What are the most rewarding aspects of your job at Teach for America?
The issues of poverty and inequity are so immense and it will take many of us working on it from all angles to turn the system around and create better outcomes for kids and communities. Although I’m not interacting with students in the classroom, as the managing director for regional communications and public affairs, I’m able to elevate the issues of kids in high needs communities and hopefully shine a light on challenges these bright minds face in overcoming systemic barriers. As a mother thinking of my own children and all of the access and privilege they are afforded, I am determined to bring greater equity and opportunity to all children. I’m humbled to play a small part in this movement through my role at TFA. It is tremendously fulfilling and the work I’ve always wanted to do.

What advice would you give to Communication majors hoping to go into corporate or non-profit communications?

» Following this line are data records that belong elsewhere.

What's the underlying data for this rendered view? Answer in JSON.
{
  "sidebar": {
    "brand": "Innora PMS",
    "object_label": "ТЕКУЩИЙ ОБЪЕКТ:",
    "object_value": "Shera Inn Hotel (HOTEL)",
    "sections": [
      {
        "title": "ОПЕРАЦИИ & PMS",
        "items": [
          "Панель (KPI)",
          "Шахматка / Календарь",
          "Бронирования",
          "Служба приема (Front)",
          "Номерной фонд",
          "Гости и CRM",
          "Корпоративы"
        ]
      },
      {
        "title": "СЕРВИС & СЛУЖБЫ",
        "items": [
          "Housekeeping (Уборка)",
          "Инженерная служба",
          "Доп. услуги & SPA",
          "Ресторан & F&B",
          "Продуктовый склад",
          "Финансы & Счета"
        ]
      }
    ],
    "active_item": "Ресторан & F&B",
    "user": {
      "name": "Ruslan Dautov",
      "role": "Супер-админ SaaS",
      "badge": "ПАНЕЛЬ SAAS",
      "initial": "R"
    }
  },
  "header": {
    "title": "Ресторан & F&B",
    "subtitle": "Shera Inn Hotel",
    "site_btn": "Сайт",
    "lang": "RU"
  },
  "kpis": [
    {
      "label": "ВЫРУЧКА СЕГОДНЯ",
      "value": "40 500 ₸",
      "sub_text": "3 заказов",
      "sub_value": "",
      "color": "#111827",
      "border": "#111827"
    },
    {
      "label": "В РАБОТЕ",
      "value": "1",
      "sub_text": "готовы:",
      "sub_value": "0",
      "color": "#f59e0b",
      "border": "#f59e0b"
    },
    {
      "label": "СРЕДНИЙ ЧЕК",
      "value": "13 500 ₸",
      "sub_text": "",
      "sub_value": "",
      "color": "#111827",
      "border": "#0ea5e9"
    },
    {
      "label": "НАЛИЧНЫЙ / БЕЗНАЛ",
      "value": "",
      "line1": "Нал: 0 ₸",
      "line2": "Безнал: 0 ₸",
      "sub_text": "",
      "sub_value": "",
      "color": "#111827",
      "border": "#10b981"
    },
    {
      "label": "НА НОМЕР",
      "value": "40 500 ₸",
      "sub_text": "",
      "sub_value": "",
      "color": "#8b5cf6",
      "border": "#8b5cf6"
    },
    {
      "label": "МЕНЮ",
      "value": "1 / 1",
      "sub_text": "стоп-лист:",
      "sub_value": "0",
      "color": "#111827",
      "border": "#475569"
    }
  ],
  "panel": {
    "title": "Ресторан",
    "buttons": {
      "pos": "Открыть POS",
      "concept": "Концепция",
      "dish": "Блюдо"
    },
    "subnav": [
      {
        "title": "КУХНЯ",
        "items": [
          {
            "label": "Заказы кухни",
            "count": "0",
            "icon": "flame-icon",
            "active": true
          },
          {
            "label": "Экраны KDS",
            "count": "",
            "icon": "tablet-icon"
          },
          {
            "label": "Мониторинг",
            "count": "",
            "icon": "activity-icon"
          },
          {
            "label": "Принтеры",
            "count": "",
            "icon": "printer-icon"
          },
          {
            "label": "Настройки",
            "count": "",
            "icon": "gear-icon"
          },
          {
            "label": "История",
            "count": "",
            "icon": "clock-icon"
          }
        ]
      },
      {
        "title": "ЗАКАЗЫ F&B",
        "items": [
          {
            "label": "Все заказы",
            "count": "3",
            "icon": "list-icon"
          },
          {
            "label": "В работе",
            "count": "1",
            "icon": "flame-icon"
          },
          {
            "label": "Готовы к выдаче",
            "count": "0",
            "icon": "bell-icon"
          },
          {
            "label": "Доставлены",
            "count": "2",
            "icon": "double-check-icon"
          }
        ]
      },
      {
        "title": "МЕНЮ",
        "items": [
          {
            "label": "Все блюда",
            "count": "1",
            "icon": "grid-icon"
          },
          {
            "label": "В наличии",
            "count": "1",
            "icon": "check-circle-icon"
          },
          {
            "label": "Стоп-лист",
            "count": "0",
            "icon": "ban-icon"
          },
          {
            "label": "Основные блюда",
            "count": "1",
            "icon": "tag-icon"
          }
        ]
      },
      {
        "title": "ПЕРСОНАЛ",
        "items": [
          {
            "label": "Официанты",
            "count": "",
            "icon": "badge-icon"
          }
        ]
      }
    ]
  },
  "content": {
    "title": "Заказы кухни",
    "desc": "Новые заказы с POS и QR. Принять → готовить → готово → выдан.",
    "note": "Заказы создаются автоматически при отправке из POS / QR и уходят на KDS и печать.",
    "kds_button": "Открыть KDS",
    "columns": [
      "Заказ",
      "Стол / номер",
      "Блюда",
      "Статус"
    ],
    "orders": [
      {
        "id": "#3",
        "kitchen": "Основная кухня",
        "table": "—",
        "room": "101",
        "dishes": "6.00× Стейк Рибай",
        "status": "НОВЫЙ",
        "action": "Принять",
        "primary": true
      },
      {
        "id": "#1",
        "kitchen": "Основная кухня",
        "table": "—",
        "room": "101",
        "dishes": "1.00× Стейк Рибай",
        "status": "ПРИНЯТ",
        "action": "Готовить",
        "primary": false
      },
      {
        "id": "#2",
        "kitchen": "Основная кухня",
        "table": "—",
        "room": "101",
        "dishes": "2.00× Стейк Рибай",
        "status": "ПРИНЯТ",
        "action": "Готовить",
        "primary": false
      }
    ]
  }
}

At the risk of sounding like someone’s 8th grade English teacher, my big advice is to remember that the devil is in the details. The best practices of spell-check, editing and reviewing your work for clarity, and risk mitigation are evergreen. First jobs in the communications industry are not always glamorous but if you can master skills of excellence early in your career, you will distinguish yourself. Spend time now honing your skills as a writer and take advantage of the wonderful resources at the Annenberg School to improve as a strategic thinker. Outside of this, communications is so much more than what you say, but also what you do and how you make your audience feel. Strong communications professionals take the time to understand who they are speaking to. Whether I was designing messaging for pharmaceutical reps when I worked at Accenture, developing hand-hygiene posters targeted at health care providers as a hospital marketing director, or now—engaging more individuals to join the fight to end educational inequity—the first step remains the same: walk a mile in the shoes of the person you are trying to reach.